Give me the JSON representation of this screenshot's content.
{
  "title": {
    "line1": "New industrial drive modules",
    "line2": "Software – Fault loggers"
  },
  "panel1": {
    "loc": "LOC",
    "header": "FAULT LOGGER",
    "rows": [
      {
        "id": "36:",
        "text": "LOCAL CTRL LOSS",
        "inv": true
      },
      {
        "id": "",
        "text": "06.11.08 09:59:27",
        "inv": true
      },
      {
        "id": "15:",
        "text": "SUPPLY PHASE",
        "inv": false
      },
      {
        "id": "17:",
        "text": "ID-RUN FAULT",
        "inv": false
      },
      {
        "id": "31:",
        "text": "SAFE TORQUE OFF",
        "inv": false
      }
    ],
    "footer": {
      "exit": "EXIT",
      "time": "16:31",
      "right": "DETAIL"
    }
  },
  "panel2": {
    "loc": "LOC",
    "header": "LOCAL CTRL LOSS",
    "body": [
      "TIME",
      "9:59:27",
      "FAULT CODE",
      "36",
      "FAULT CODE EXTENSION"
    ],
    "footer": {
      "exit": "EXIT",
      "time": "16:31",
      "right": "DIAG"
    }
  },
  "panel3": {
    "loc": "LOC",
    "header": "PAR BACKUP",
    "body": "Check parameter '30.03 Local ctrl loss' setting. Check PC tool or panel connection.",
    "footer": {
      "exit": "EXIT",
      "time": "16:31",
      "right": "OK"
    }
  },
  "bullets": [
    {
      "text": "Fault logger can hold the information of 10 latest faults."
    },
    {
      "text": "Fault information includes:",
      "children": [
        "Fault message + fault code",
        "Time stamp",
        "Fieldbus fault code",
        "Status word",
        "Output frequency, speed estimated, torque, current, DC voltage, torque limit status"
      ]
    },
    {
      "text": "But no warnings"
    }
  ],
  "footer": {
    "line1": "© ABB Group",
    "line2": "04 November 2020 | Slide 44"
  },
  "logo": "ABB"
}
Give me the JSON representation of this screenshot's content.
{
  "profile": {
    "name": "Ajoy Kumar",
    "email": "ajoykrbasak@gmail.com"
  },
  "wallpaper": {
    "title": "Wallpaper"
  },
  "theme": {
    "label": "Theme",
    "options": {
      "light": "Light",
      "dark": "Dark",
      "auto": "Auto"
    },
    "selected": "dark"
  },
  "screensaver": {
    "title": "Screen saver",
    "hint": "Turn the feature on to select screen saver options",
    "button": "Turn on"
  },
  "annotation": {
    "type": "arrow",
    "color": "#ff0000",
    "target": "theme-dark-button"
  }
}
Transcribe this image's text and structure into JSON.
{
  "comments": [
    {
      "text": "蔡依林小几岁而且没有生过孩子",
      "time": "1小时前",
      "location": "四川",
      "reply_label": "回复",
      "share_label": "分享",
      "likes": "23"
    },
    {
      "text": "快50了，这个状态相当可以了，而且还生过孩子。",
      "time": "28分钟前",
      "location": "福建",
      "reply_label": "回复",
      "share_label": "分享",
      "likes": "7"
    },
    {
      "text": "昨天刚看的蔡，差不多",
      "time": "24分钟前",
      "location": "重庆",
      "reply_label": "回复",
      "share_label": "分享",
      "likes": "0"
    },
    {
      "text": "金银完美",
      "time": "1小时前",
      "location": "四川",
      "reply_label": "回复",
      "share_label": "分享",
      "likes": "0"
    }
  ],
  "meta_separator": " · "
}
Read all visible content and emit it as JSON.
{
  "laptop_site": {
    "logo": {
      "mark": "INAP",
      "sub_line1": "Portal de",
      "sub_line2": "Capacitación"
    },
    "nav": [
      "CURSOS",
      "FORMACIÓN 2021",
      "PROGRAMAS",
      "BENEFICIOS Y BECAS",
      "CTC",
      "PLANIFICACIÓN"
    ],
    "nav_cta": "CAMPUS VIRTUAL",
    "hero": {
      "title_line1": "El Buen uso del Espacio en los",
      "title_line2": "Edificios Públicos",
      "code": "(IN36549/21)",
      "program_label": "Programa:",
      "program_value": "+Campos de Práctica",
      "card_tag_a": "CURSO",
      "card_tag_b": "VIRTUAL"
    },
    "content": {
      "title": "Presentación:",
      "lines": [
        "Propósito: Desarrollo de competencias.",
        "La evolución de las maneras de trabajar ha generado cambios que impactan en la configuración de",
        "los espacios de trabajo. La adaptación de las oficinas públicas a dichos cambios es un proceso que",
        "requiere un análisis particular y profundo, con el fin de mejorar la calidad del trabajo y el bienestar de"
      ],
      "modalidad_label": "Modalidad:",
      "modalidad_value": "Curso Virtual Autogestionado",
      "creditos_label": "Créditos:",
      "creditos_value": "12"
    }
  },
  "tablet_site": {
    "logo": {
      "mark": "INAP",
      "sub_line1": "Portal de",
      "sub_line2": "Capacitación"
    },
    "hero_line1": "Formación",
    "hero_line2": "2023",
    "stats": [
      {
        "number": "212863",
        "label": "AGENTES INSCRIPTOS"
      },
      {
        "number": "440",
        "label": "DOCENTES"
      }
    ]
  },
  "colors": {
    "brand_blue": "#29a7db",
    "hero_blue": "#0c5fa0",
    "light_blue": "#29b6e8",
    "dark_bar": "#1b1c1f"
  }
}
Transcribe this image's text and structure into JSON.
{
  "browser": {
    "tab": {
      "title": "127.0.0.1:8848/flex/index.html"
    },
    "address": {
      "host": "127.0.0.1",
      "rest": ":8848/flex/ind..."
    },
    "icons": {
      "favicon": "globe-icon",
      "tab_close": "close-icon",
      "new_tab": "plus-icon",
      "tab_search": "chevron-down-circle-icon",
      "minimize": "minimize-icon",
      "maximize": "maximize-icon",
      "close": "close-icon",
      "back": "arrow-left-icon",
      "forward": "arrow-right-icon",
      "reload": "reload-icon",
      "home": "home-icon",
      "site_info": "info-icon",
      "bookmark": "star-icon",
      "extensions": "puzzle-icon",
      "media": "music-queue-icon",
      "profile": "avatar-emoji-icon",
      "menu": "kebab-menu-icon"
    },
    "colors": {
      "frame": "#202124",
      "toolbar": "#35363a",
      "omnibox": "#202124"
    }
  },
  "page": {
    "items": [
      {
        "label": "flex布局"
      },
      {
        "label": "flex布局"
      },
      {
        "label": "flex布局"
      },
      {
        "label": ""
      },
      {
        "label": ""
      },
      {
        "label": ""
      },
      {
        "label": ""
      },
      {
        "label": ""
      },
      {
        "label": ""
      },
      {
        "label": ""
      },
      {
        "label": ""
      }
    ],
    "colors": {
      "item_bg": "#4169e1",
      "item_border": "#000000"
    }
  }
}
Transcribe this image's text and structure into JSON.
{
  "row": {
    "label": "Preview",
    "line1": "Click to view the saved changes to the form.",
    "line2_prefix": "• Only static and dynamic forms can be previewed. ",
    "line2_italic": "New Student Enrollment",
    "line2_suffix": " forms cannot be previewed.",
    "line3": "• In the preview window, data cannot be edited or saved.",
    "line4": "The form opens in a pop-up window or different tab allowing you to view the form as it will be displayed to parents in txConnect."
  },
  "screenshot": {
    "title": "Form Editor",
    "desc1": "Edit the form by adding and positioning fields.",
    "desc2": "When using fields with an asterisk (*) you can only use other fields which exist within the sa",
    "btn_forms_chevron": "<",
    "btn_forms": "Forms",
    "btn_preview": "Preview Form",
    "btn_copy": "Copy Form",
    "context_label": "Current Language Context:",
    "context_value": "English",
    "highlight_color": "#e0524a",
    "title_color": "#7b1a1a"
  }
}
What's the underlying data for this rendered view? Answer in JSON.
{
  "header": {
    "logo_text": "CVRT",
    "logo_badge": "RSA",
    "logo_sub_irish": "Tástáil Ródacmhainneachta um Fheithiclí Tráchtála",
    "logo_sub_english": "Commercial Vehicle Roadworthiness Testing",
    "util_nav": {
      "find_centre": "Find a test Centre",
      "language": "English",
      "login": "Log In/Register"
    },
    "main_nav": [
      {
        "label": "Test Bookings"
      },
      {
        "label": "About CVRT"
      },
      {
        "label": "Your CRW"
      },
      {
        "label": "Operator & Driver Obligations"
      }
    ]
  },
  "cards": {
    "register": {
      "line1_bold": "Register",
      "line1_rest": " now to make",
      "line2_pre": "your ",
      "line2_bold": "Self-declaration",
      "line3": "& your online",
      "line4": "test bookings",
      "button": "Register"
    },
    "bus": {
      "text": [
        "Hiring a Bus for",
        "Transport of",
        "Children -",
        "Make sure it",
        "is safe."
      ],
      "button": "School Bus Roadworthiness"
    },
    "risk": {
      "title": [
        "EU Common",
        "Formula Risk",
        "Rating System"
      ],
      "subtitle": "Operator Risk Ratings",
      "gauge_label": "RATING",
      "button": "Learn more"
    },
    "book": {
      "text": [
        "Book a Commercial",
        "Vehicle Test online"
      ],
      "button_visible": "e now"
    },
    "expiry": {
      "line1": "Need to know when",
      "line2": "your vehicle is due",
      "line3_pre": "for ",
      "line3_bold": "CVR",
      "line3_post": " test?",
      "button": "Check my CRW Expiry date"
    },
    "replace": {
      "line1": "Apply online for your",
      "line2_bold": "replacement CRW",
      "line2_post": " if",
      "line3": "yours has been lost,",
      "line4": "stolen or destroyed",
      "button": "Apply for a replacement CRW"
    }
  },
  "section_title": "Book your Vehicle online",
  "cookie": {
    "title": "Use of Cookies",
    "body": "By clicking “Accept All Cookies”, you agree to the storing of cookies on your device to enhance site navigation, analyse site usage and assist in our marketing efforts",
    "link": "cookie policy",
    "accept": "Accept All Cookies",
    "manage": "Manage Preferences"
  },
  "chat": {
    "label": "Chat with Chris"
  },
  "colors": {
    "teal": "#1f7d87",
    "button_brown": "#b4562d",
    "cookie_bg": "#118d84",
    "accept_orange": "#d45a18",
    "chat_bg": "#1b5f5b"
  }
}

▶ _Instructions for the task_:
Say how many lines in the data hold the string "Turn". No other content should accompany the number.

▶ _Written answer_:
2